The report thus draws the attention of Congress members to the post-2002 positive image of Modi as well as to the lingering allegations about his role in the riots. Modi is seen as a positively evolving leader with a negative historical background.
Unless he is able to rid himself of the negative memories evoked by the riots of 2002, any exercise by his followers and party to rehabilitate his image abroad will be problematic.
Modi is here to stay
In the short and medium terms, the CRS report could have two fall-outs in respect of US policy. Firstly, a dilution of the decision of the US State Department in 2005 not to issue a visa to Modi and, secondly, a greater readiness on the part of US diplomats posted in India to interact with Modi, his ministers and officials.
Some of the WikiLeaks documents already indicated a developing view in the State Department that the policy of avoidance of interactions with him could prove inadvisable. This view is likely to be strengthened in the forthcoming months and before the next elections. Whether the US likes Modi or not, he is here to stay, so better take cognisance of him.
The second development is the order passed by the Supreme Court in a case in which it had been monitoring investigations by a Special Investigation Team into allegations in a petition regarding Modi's role in the riots. The petition alleges wilful inaction by the administration headed by Modi.
Modi needs to make amends to Gujarat riot victims
The SIT investigation has not been able to find any substantive evidence in support of the allegations. At the same time, non-governmental activists carrying on a decade-long campaign against Modi on this issue have not been able to produce any concrete evidence to prove their allegations. Thus, Modi stands in a position where he can neither be proved guilty nor established to be innocent.
The Supreme Court has decided to discontinue the monitoring of the investigation in view of the completion of it and has referred the results of the investigation made so far to a trial court for further action as warranted in accordance with the law. It is doubtful whether the court will be able to come to definitive conclusions. The claims made by the supporters of Modi and his party that he has been vindicated are premature.
If Modi wants to pursue his prime ministerial aspirations, the only option available to him is to make public and sincere amends to the victims of Gujarat riots and persuade them to forget and forgive.

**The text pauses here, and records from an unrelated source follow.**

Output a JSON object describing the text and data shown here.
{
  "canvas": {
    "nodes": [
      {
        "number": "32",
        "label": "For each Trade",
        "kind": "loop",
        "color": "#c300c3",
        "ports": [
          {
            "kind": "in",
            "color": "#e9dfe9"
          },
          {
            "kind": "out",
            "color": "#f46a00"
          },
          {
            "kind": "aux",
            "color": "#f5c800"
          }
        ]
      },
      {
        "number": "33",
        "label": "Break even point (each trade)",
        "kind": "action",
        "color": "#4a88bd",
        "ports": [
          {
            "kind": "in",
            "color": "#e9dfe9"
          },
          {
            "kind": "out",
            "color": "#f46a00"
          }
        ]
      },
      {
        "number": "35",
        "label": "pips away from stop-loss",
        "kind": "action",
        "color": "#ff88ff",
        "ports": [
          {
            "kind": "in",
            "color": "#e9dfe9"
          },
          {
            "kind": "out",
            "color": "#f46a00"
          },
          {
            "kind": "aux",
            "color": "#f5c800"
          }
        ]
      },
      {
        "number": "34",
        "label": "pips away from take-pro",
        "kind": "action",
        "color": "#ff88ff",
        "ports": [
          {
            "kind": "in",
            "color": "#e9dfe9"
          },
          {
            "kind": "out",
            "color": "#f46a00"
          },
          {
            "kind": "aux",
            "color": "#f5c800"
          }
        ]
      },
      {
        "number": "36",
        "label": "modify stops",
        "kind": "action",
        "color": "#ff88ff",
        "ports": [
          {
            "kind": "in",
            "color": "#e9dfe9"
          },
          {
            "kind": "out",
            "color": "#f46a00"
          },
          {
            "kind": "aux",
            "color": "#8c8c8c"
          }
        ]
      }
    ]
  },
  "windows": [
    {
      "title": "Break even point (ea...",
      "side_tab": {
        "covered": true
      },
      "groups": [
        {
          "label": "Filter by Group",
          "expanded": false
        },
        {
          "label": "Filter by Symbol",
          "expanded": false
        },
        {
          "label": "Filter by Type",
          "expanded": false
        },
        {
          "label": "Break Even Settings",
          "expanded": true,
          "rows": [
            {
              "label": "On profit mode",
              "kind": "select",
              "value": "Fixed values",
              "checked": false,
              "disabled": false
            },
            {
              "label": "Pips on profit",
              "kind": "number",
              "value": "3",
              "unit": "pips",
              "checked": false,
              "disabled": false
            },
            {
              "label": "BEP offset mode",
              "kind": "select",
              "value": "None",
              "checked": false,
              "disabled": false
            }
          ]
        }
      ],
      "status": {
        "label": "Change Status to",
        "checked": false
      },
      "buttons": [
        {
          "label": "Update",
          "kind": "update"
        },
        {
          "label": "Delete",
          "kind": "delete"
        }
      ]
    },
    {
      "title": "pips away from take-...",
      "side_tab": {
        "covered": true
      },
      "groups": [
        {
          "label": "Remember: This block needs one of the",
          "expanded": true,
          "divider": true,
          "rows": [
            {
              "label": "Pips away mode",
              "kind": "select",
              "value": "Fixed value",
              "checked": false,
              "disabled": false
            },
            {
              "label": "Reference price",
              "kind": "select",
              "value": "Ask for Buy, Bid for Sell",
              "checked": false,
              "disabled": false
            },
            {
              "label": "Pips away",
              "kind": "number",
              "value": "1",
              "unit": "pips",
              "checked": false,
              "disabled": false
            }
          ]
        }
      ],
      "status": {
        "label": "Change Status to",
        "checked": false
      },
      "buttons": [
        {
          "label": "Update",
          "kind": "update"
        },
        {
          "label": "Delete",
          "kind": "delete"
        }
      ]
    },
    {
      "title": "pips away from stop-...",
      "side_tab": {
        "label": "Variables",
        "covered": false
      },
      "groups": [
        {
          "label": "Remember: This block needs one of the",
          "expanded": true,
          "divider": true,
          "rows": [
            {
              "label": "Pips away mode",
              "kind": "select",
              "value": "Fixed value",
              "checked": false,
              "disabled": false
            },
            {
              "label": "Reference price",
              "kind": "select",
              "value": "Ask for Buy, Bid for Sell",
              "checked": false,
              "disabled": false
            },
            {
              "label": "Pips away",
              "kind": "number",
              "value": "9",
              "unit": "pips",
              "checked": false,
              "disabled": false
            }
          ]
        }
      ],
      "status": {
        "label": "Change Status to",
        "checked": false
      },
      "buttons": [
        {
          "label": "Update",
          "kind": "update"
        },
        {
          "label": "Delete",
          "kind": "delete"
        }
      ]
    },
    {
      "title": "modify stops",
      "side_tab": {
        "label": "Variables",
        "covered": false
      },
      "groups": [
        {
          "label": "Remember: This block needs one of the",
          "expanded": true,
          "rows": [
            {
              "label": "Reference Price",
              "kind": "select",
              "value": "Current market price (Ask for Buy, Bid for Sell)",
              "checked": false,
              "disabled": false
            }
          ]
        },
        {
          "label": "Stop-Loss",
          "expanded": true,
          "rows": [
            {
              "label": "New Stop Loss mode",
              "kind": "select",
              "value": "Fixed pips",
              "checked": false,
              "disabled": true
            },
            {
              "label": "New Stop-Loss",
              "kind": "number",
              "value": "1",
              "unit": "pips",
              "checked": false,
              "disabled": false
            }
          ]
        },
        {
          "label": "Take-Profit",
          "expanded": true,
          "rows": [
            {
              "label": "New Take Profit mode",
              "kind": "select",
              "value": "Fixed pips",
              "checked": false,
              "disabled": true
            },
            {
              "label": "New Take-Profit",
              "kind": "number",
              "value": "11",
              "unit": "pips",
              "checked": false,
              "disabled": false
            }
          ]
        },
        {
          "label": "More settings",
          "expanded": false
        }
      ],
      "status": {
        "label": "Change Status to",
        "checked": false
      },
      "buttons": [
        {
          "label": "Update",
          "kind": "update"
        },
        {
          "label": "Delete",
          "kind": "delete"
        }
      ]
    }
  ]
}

His continuing reluctance to do so is evident from his subsequent comments and actions. He and his supporters seem to believe that if they continue to stonewall the allegations against him, public memory would fade away. This may not happen as we had seen in the case of the 1984 anti-Sikh riots in Delhi under the rule of the Congress.